BJC had one single employee performing supply-chain analysis in Excel.
Without a fast and easy way to identify cost savings opportunities, the
approach was costing BJC millions in time and money.
By aggregating and visualizing all of the data, BJC reduced supply-chain
spending by more than $200 million over four years. By identifying rogue-
buying patterns, BJC found $1.9 million annual savings across five major
spine-supply vendors, and $560,000 annual reduction in medical-device
costs for cardiac supplies.
This spend summary identifies opportunities for rationalizing suppliers at the SKU level to
enable strategic sourcing and minimize maverick buying for hospitals and departments.
BJC uses a centralized dashboard to monitor, track and improve performance
against targeted supply chain cost savings annually.
Every one-percent reduction in supply
spending is equal to hiring 500 full-time
equivalent caregivers. With our Supply
Plus Initiative and data visualization, BJC
Healthcare has saved $212 million on supply
chain spending over the past four years.
- Lynn Kersting, Strategic Supply Chain Manager
Automating ad hoc visual
analysis for better revenue
Spreadsheets are the wrong tool for ad hoc
financial reporting in healthcare. Too often,
mistakes are made at the expense of efficiency,
accuracy, and even thousands of hours of lost
Augmenting financial analysis with automated
data visualization can take a four- hour process
involving many tools and high-level expertise
and turn it into a four- second query.
Personally, I can say I’ve increased my
efficiency probably 80 to 90 percent—and

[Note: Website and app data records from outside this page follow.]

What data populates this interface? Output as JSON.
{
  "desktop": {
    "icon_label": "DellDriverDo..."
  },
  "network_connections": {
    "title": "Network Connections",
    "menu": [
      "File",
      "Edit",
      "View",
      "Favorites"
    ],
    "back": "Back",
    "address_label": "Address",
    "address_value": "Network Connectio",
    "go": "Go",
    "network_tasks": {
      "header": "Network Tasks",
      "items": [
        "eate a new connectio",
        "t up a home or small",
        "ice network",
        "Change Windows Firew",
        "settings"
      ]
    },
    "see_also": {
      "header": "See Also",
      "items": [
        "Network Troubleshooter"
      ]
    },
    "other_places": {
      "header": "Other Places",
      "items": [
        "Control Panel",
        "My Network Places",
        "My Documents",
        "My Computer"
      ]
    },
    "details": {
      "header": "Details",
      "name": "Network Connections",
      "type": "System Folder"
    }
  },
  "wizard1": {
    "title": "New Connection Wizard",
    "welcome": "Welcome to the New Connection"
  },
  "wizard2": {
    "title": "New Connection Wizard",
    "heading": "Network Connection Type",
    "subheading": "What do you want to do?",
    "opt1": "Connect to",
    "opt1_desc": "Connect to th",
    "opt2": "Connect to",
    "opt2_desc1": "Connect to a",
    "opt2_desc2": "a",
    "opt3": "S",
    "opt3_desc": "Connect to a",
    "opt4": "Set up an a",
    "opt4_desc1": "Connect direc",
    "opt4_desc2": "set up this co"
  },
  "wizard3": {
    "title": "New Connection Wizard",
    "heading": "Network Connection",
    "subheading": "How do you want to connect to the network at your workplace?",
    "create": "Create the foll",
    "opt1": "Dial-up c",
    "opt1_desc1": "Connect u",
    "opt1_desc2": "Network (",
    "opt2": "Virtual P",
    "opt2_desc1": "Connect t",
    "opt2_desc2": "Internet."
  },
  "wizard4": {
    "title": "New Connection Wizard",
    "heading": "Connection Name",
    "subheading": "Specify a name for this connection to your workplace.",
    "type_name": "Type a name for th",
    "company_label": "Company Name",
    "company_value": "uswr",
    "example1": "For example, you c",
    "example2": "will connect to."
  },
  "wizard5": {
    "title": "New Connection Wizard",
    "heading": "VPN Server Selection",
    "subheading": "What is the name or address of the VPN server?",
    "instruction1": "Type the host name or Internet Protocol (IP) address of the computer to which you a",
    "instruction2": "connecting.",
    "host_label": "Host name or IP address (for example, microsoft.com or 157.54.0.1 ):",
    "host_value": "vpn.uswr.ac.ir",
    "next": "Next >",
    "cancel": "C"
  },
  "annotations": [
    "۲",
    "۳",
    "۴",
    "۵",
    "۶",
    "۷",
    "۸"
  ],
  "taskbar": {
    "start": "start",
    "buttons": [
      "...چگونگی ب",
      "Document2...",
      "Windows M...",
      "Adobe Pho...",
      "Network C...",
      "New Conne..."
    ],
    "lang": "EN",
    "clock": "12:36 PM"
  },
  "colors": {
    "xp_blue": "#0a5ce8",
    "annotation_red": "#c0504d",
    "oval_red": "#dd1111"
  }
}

that’s just time to initial insight. And I can fully
automate that insight going forward.
- Mark Jackson, Piedmont Healthcare
The University of Michigan Health System
(UMHS), a three-hospital and 40-outpatient
hospital network, used to manage a large,
archaic billing system with spreadsheets.
To produce reports, UMHS staff either had to
do the coding themselves or pay large fees to
an outside vendor. And the final output was
often late or incorrect. UMHS needed a better
and faster way to get the reports they needed—
and it wanted control over their own financial
and revenue systems.
By automating visual reports, the UMHS
financial teams have saved over 5,000 hours on
four different projects within a single year.
Watch this video to learn
more about how the
University of Michigan
Health System uses data
visualization to automate
reporting and save
thousands of hours and
Data visualization allows us to quickly automate
processes that used to take thousands,literally
thousands of hours,into seconds.
- Jonathan Greenberg, IT Director, UMHS
Successfully adopting the Accountable Care Organizations (ACO) model,
complying with new healthcare-industry mandates, and maximizing
reimbursements all requires operational excellence.
Monitoring, measuring, and analyzing data to improve patient safety, care
quality, operational costs, and compliance is easier than you think. And
integrating self-service data visualization into your healthcare operations
and processes is even easier.
Overall,Tableau has helped us capture efficiencies
and process improvements that we estimate to
be valued at tens of millions of dollars.
- David Delafield, CFO of Swedish Medical Group
Tableau helps people see and understand their healthcare data no matter
how big it is, or how many systems it is stored in. Quickly connect to
any data, analyze, and share insights to reveal hidden opportunities
that impact each patient, and your entire organization. With a seamless
experience from the PC to the iPad, ask and answer deeper operational
questions with expressive, interactive dashboards—no programming skills
required. Start your free trial today.
The way Tableau approaches data, and
visualizing data, is the way my mind works.
What it lets me do is really move at the speed
that I can think about things.
- Jonathan Drummey, Quality Management Data Analyst, Southern Maine Medical Center
About the author
Andy Dé is the industry strategist
and solutions leader for healthcare
and life sciences at Tableau. He has
more than 20 years of enterprise
software innovation strategy, portfolio
management and go-to-market
strategy, planning and execution
experience at GE Healthcare, SAP
Health-Sciences and i2.
Global Industry Director,
Healthcare and Life